- **THE PROBLEM**:
Go through the entries below, count every line with the string "JSON", and answer with only that number.

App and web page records
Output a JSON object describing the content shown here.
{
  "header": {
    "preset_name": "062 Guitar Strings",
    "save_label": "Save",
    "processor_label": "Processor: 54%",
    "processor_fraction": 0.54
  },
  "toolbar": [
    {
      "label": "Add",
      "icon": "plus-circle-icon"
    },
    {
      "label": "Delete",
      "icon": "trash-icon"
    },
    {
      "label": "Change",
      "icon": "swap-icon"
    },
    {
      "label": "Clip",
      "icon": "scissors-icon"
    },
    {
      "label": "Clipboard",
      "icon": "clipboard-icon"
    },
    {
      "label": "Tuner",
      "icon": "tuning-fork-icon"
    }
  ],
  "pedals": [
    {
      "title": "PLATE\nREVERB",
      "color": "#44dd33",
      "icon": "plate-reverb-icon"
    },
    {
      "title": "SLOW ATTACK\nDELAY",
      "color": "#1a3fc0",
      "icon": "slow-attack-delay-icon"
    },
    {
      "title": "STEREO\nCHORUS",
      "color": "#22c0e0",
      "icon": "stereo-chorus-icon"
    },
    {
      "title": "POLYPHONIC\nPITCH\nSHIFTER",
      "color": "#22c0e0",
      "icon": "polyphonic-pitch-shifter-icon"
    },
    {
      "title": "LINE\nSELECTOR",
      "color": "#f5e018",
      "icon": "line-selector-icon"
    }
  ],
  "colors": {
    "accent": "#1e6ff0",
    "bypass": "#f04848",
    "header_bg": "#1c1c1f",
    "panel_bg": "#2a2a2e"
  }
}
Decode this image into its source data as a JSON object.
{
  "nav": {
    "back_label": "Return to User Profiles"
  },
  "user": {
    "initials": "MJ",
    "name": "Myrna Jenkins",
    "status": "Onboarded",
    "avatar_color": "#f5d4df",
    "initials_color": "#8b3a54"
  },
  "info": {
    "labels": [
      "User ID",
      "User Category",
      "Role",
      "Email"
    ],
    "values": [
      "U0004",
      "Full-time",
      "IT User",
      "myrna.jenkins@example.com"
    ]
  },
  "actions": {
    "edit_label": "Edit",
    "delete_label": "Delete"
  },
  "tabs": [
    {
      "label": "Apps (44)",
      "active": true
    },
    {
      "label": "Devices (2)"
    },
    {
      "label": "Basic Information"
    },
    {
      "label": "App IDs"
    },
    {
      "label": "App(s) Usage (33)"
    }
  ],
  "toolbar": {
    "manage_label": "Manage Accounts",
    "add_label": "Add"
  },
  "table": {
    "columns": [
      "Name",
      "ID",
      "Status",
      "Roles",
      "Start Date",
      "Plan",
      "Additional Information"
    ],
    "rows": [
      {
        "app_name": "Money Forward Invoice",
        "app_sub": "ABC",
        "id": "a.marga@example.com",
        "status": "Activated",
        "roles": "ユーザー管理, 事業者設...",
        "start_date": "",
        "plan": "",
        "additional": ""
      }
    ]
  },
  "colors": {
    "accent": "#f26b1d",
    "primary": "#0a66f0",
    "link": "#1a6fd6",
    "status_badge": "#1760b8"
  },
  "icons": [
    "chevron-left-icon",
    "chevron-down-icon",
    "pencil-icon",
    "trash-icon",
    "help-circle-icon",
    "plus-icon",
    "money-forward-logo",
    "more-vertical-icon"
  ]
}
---
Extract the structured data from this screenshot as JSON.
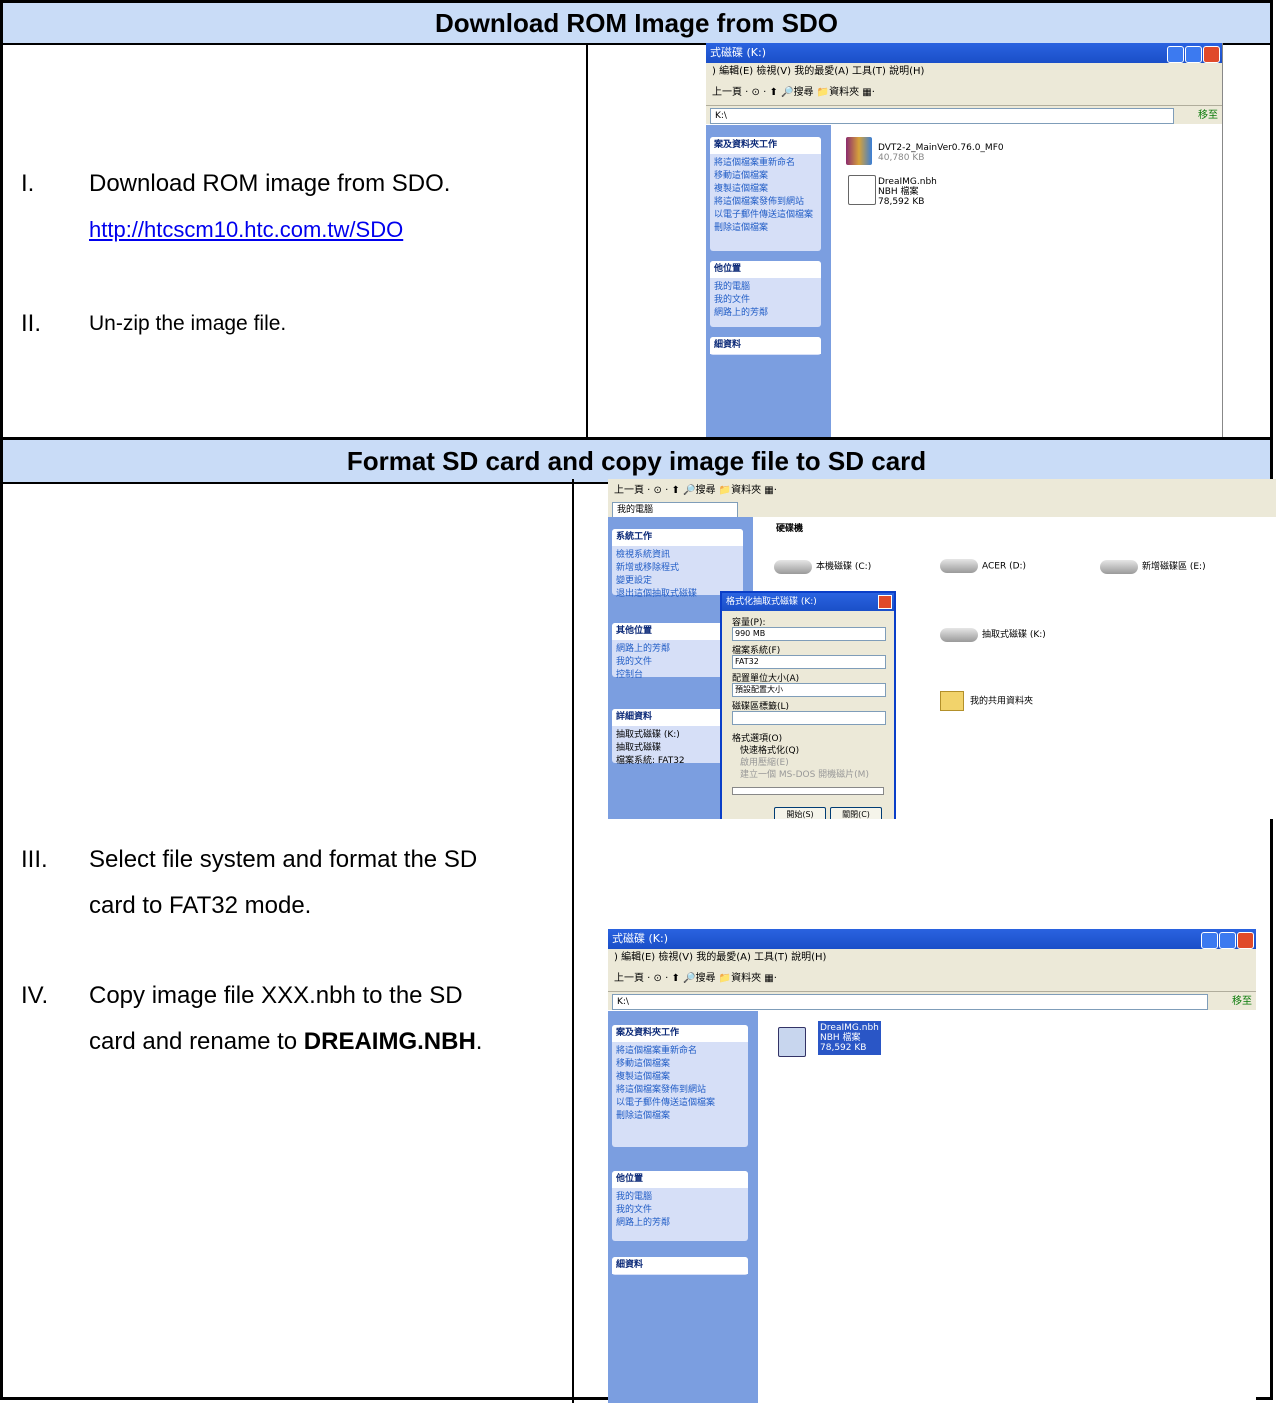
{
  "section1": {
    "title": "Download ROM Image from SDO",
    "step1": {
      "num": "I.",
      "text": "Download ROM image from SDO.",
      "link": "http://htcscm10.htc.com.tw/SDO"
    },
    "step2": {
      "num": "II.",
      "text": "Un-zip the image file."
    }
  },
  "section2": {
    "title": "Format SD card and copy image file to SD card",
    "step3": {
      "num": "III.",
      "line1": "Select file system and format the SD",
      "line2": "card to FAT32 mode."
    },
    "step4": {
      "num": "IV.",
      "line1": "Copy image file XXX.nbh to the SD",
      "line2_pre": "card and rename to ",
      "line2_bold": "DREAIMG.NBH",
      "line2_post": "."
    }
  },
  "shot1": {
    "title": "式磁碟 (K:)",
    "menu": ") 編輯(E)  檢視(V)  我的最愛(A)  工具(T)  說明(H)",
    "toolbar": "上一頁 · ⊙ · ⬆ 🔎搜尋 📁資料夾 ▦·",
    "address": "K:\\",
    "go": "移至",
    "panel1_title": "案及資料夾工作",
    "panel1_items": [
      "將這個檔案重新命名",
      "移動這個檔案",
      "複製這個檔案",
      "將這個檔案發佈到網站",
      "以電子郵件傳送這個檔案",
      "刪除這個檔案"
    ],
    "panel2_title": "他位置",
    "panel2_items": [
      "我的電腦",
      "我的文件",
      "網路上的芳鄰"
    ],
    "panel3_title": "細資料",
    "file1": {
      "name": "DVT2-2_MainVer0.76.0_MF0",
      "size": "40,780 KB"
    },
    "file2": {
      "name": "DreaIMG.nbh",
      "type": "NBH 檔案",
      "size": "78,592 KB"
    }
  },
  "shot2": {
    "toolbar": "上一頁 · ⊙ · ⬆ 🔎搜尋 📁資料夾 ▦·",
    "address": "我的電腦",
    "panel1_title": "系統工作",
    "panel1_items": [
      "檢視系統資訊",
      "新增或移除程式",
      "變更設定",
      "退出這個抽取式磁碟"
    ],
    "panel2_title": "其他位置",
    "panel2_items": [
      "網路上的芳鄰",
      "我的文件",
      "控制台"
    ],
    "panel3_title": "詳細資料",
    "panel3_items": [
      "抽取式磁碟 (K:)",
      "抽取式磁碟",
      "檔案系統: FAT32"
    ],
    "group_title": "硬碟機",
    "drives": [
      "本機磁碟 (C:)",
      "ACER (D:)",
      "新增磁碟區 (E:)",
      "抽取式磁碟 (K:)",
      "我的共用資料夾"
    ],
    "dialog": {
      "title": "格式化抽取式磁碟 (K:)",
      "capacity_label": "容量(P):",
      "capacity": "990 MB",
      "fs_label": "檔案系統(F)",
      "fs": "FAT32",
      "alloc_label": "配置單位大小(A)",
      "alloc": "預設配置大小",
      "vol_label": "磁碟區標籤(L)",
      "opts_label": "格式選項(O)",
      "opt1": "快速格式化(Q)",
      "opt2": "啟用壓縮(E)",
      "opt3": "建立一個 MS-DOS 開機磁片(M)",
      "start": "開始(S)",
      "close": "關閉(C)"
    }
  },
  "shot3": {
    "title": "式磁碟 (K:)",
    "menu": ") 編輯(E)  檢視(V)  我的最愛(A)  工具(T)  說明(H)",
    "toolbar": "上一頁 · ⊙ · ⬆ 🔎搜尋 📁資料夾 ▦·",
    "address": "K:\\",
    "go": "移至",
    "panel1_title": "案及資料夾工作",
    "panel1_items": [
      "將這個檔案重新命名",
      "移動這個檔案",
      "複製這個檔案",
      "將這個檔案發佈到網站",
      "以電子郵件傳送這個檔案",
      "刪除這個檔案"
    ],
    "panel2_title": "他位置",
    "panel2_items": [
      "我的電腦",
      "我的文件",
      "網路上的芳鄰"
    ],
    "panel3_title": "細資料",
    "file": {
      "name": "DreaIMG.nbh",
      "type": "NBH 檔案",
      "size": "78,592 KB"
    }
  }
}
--
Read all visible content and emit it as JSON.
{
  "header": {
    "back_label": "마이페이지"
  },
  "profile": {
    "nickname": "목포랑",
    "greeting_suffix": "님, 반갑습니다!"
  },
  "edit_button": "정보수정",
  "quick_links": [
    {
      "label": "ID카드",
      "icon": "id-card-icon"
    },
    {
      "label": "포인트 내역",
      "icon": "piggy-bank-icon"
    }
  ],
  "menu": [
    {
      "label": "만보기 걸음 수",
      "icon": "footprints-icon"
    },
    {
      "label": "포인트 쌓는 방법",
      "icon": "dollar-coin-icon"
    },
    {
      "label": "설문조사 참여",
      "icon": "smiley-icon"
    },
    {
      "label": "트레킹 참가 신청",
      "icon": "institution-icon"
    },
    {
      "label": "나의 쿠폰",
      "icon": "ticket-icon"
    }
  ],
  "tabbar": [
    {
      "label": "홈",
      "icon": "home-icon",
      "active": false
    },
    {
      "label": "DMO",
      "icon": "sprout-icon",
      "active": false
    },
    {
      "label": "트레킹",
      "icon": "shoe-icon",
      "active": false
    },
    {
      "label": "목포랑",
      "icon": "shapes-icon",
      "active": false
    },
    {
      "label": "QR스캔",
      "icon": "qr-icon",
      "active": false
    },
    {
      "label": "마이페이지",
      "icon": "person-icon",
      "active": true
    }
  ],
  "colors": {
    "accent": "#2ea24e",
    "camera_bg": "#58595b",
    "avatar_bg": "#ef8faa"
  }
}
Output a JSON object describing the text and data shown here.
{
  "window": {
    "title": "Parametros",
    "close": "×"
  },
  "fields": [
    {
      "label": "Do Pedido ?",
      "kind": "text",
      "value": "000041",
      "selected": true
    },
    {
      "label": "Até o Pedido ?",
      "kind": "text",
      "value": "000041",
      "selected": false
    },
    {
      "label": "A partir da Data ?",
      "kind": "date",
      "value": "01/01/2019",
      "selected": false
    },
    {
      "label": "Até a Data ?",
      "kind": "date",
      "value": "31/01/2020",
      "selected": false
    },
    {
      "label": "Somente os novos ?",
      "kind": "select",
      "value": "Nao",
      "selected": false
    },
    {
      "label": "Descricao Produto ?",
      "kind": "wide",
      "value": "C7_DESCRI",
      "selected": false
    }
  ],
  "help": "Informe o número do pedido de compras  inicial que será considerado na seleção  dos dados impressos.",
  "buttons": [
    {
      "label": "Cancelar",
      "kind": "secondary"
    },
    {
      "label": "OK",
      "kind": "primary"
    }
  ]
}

- **ANSWER AREA**:
5